The Oxford Dictionaries’ Word of the Year is “selfie.” This means a self-portrait, usually taken on a phone to post online or send to friends, a purely narcissistic act unless it’s a lecherous politician photographing secret parts of himself to woo interns or secretaries. Then it’s more purposeful and disgusting.
I’m wondering where the Oxford Dictionary was when children played the game of Jacks and progressed from “onesies” to “twosies” instead of incessantly photographing themselves in weird postures. Why is “selfies” more significant? At one time, all God’s children played Jacks.
The language has embraced technology to such an extent that the original meanings of words have been put on a high shelf. Words like “windows,” “mouse,” “text,” “web,” even “friend” have second definitions we think of first. Technologically based gibberish and lazy-man acronyms rule.
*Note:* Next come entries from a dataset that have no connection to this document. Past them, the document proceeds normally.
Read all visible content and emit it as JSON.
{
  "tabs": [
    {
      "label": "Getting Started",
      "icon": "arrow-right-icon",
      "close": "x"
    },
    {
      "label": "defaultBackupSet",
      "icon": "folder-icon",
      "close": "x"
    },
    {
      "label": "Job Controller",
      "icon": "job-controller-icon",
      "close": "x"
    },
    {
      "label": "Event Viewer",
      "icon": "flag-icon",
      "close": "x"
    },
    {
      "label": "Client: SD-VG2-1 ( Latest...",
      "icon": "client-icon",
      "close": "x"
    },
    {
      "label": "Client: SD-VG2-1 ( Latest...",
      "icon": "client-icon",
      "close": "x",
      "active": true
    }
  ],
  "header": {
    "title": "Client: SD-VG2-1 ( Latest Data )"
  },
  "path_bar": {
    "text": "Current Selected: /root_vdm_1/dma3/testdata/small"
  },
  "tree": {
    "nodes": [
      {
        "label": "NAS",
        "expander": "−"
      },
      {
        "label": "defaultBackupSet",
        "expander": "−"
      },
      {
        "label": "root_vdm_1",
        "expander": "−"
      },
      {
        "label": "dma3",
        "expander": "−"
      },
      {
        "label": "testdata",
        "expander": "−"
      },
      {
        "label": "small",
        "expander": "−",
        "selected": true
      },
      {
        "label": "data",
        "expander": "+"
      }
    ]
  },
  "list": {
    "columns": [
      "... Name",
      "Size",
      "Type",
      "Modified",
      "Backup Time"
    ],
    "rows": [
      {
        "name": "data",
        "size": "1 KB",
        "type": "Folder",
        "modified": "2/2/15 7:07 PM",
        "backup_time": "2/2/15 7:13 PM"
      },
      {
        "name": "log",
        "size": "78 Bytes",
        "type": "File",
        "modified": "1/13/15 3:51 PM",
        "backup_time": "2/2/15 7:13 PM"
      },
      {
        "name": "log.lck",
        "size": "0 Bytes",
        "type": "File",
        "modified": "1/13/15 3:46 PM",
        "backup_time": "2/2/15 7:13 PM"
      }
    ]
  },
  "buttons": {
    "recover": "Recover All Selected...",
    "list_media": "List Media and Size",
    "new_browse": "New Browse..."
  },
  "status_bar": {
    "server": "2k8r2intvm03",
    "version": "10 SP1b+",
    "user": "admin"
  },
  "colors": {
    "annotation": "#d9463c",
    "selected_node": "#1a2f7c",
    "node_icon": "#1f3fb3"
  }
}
A lot of us are clueless when messages arrive peppered with abbreviated slang. LOL and BFF are two I know — plus some profanity shorthand that I don’t think I can repeat in the newspaper. I’m not really sure.
And imagine if you didn’t own a computer. I have at least four or five friends who do not as a matter of choice. The local television news, for instance, must be a total and mysterious disappointment with its invitations to view the rest of the story on a website or weigh in on issues by voting online.
I vacillate between thinking I must get in the loop and ignoring it all. Will others be LOL at me for thinking “selfie” describes something former Surgeon General Jocelyn Elders thought should be taught in school?
I’ve found it is OK to miss a few techno baby steps. If you hesitate at all, you save yourself considerable expense and trouble. Most computer crazes, telephones and music gadgets have the shelf life of eggnog. It’s like jumping over a square in hopscotch.
I’ll admit that until I opened the old-fashioned paper version of a newspaper that said “selfie” was the Word of the Year I’d never heard of it. Turns out I had seen plenty of “selfies” — I steadfastly refuse to drop the quotes; it’s not my word of the year, but had no clue there was a term.
Do we now have to invent words for the subspecies? What is the word for group shots of tipsy teenagers clustered at a bar, baring their teeth and showing off their clothes? Is it “cutesy groupsies”? And how about middle-age people who think every adventure outside of the front door deserves a photographic record? Is that “enough alreadies”?
The old admonition about fool’s names and fool’s faces has gone the way of the buggy whip, since now the main social interaction takes place online, and by “online” I’m not talking a high-wire act.
Perhaps I’m being too curmudgeonly, which is my bent. When the new Swinger cameras came along in my youth, we took plenty of bad photographs of one another, wavy pictures in which the black and white photo subject appeared to be walking on the bottom of the ocean. We saved them in scrapbooks, though I don’t remember a wide distribution of the same. A “tweet” was the domain of little birdies.
This, too, shall pass. Something more amusing than taking photographs of one’s self surely will come along to occupy unimaginative minds.
What rubs me wrong is when something with the perceived gravitas of The Oxford Dictionaries — plural now because of the online edition — lowers itself to get in the swing of things. The whole world blurs.
To find out more about Rheta Grimsley Johnson and her books, visit www.rhetagrimsleyjohnsonbooks.com.